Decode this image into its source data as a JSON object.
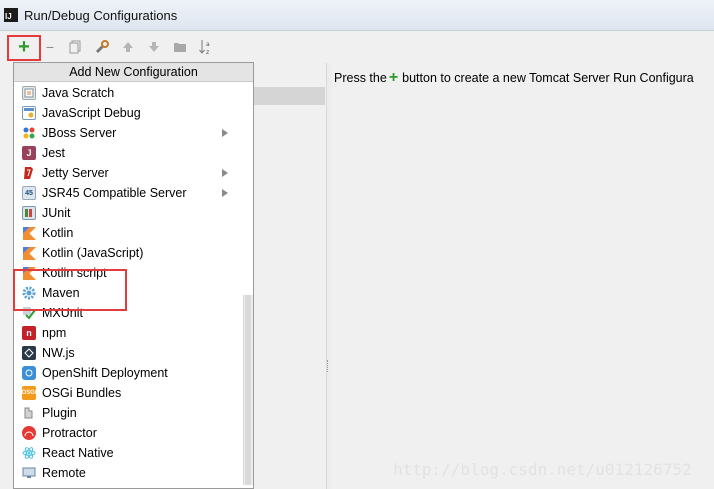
{
  "window": {
    "title": "Run/Debug Configurations",
    "app_icon_text": "IJ"
  },
  "toolbar": {
    "add": "+",
    "remove": "−",
    "copy": "⧉",
    "edit": "🔧",
    "up": "▲",
    "down": "▼",
    "folder": "▇",
    "sort": "↓ᵃ"
  },
  "popup": {
    "header": "Add New Configuration",
    "items": [
      {
        "label": "Java Scratch",
        "icon": "java-scratch-icon",
        "submenu": false
      },
      {
        "label": "JavaScript Debug",
        "icon": "javascript-debug-icon",
        "submenu": false
      },
      {
        "label": "JBoss Server",
        "icon": "jboss-icon",
        "submenu": true
      },
      {
        "label": "Jest",
        "icon": "jest-icon",
        "submenu": false
      },
      {
        "label": "Jetty Server",
        "icon": "jetty-icon",
        "submenu": true
      },
      {
        "label": "JSR45 Compatible Server",
        "icon": "jsr45-icon",
        "submenu": true
      },
      {
        "label": "JUnit",
        "icon": "junit-icon",
        "submenu": false
      },
      {
        "label": "Kotlin",
        "icon": "kotlin-icon",
        "submenu": false
      },
      {
        "label": "Kotlin (JavaScript)",
        "icon": "kotlin-js-icon",
        "submenu": false
      },
      {
        "label": "Kotlin script",
        "icon": "kotlin-script-icon",
        "submenu": false
      },
      {
        "label": "Maven",
        "icon": "maven-gear-icon",
        "submenu": false
      },
      {
        "label": "MXUnit",
        "icon": "mxunit-icon",
        "submenu": false
      },
      {
        "label": "npm",
        "icon": "npm-icon",
        "submenu": false
      },
      {
        "label": "NW.js",
        "icon": "nwjs-icon",
        "submenu": false
      },
      {
        "label": "OpenShift Deployment",
        "icon": "openshift-icon",
        "submenu": false
      },
      {
        "label": "OSGi Bundles",
        "icon": "osgi-icon",
        "submenu": false
      },
      {
        "label": "Plugin",
        "icon": "plugin-icon",
        "submenu": false
      },
      {
        "label": "Protractor",
        "icon": "protractor-icon",
        "submenu": false
      },
      {
        "label": "React Native",
        "icon": "react-icon",
        "submenu": false
      },
      {
        "label": "Remote",
        "icon": "remote-icon",
        "submenu": false
      }
    ]
  },
  "hint": {
    "before": "Press the",
    "plus": "+",
    "after": "button to create a new Tomcat Server Run Configura"
  },
  "watermark": "http://blog.csdn.net/u012126752"
}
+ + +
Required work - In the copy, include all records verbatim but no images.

Result of the exercise -
Decode this image into its source data as a JSON object.
{
  "window": {
    "title": "Run/Debug Configurations",
    "app_icon_text": "IJ"
  },
  "toolbar": {
    "add": "+",
    "remove": "−",
    "copy": "⧉",
    "edit": "🔧",
    "up": "▲",
    "down": "▼",
    "folder": "▇",
    "sort": "↓ᵃ"
  },
  "popup": {
    "header": "Add New Configuration",
    "items": [
      {
        "label": "Java Scratch",
        "icon": "java-scratch-icon",
        "submenu": false
      },
      {
        "label": "JavaScript Debug",
        "icon": "javascript-debug-icon",
        "submenu": false
      },
      {
        "label": "JBoss Server",
        "icon": "jboss-icon",
        "submenu": true
      },
      {
        "label": "Jest",
        "icon": "jest-icon",
        "submenu": false
      },
      {
        "label": "Jetty Server",
        "icon": "jetty-icon",
        "submenu": true
      },
      {
        "label": "JSR45 Compatible Server",
        "icon": "jsr45-icon",
        "submenu": true
      },
      {
        "label": "JUnit",
        "icon": "junit-icon",
        "submenu": false
      },
      {
        "label": "Kotlin",
        "icon": "kotlin-icon",
        "submenu": false
      },
      {
        "label": "Kotlin (JavaScript)",
        "icon": "kotlin-js-icon",
        "submenu": false
      },
      {
        "label": "Kotlin script",
        "icon": "kotlin-script-icon",
        "submenu": false
      },
      {
        "label": "Maven",
        "icon": "maven-gear-icon",
        "submenu": false
      },
      {
        "label": "MXUnit",
        "icon": "mxunit-icon",
        "submenu": false
      },
      {
        "label": "npm",
        "icon": "npm-icon",
        "submenu": false
      },
      {
        "label": "NW.js",
        "icon": "nwjs-icon",
        "submenu": false
      },
      {
        "label": "OpenShift Deployment",
        "icon": "openshift-icon",
        "submenu": false
      },
      {
        "label": "OSGi Bundles",
        "icon": "osgi-icon",
        "submenu": false
      },
      {
        "label": "Plugin",
        "icon": "plugin-icon",
        "submenu": false
      },
      {
        "label": "Protractor",
        "icon": "protractor-icon",
        "submenu": false
      },
      {
        "label": "React Native",
        "icon": "react-icon",
        "submenu": false
      },
      {
        "label": "Remote",
        "icon": "remote-icon",
        "submenu": false
      }
    ]
  },
  "hint": {
    "before": "Press the",
    "plus": "+",
    "after": "button to create a new Tomcat Server Run Configura"
  },
  "watermark": "http://blog.csdn.net/u012126752"
}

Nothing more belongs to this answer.